_Your assignment_:
Set every record down again exactly. Do not carry over the pictures.

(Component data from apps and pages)
►

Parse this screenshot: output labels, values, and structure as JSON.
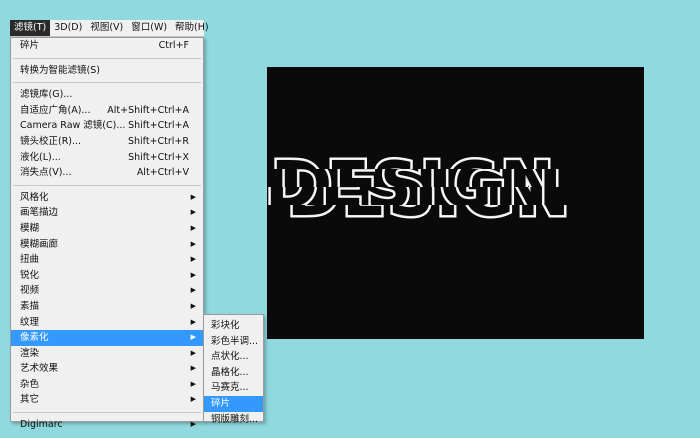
{
  "menubar": {
    "items": [
      "滤镜(T)",
      "3D(D)",
      "视图(V)",
      "窗口(W)",
      "帮助(H)"
    ],
    "active": 0
  },
  "filter_menu": {
    "recent": {
      "label": "碎片",
      "shortcut": "Ctrl+F"
    },
    "smart": {
      "label": "转换为智能滤镜(S)"
    },
    "group1": [
      {
        "label": "滤镜库(G)...",
        "shortcut": ""
      },
      {
        "label": "自适应广角(A)...",
        "shortcut": "Alt+Shift+Ctrl+A"
      },
      {
        "label": "Camera Raw 滤镜(C)...",
        "shortcut": "Shift+Ctrl+A"
      },
      {
        "label": "镜头校正(R)...",
        "shortcut": "Shift+Ctrl+R"
      },
      {
        "label": "液化(L)...",
        "shortcut": "Shift+Ctrl+X"
      },
      {
        "label": "消失点(V)...",
        "shortcut": "Alt+Ctrl+V"
      }
    ],
    "group2": [
      {
        "label": "风格化"
      },
      {
        "label": "画笔描边"
      },
      {
        "label": "模糊"
      },
      {
        "label": "模糊画廊"
      },
      {
        "label": "扭曲"
      },
      {
        "label": "锐化"
      },
      {
        "label": "视频"
      },
      {
        "label": "素描"
      },
      {
        "label": "纹理"
      },
      {
        "label": "像素化"
      },
      {
        "label": "渲染"
      },
      {
        "label": "艺术效果"
      },
      {
        "label": "杂色"
      },
      {
        "label": "其它"
      }
    ],
    "highlighted": "像素化",
    "digimarc": {
      "label": "Digimarc"
    },
    "submenu_arrow": "▶"
  },
  "pixelate_submenu": {
    "items": [
      "彩块化",
      "彩色半调...",
      "点状化...",
      "晶格化...",
      "马赛克...",
      "碎片",
      "铜版雕刻..."
    ],
    "highlighted": "碎片"
  },
  "canvas": {
    "text": "DESIGN",
    "background": "#0a0a0a",
    "text_color": "#ffffff"
  },
  "colors": {
    "desktop": "#8fd9df",
    "menu_bg": "#f0f0f0",
    "highlight": "#3399ff"
  }
}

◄

_Response area_:
Parse this screenshot: output labels, values, and structure as JSON.
{
  "menubar": {
    "items": [
      "滤镜(T)",
      "3D(D)",
      "视图(V)",
      "窗口(W)",
      "帮助(H)"
    ],
    "active": 0
  },
  "filter_menu": {
    "recent": {
      "label": "碎片",
      "shortcut": "Ctrl+F"
    },
    "smart": {
      "label": "转换为智能滤镜(S)"
    },
    "group1": [
      {
        "label": "滤镜库(G)...",
        "shortcut": ""
      },
      {
        "label": "自适应广角(A)...",
        "shortcut": "Alt+Shift+Ctrl+A"
      },
      {
        "label": "Camera Raw 滤镜(C)...",
        "shortcut": "Shift+Ctrl+A"
      },
      {
        "label": "镜头校正(R)...",
        "shortcut": "Shift+Ctrl+R"
      },
      {
        "label": "液化(L)...",
        "shortcut": "Shift+Ctrl+X"
      },
      {
        "label": "消失点(V)...",
        "shortcut": "Alt+Ctrl+V"
      }
    ],
    "group2": [
      {
        "label": "风格化"
      },
      {
        "label": "画笔描边"
      },
      {
        "label": "模糊"
      },
      {
        "label": "模糊画廊"
      },
      {
        "label": "扭曲"
      },
      {
        "label": "锐化"
      },
      {
        "label": "视频"
      },
      {
        "label": "素描"
      },
      {
        "label": "纹理"
      },
      {
        "label": "像素化"
      },
      {
        "label": "渲染"
      },
      {
        "label": "艺术效果"
      },
      {
        "label": "杂色"
      },
      {
        "label": "其它"
      }
    ],
    "highlighted": "像素化",
    "digimarc": {
      "label": "Digimarc"
    },
    "submenu_arrow": "▶"
  },
  "pixelate_submenu": {
    "items": [
      "彩块化",
      "彩色半调...",
      "点状化...",
      "晶格化...",
      "马赛克...",
      "碎片",
      "铜版雕刻..."
    ],
    "highlighted": "碎片"
  },
  "canvas": {
    "text": "DESIGN",
    "background": "#0a0a0a",
    "text_color": "#ffffff"
  },
  "colors": {
    "desktop": "#8fd9df",
    "menu_bg": "#f0f0f0",
    "highlight": "#3399ff"
  }
}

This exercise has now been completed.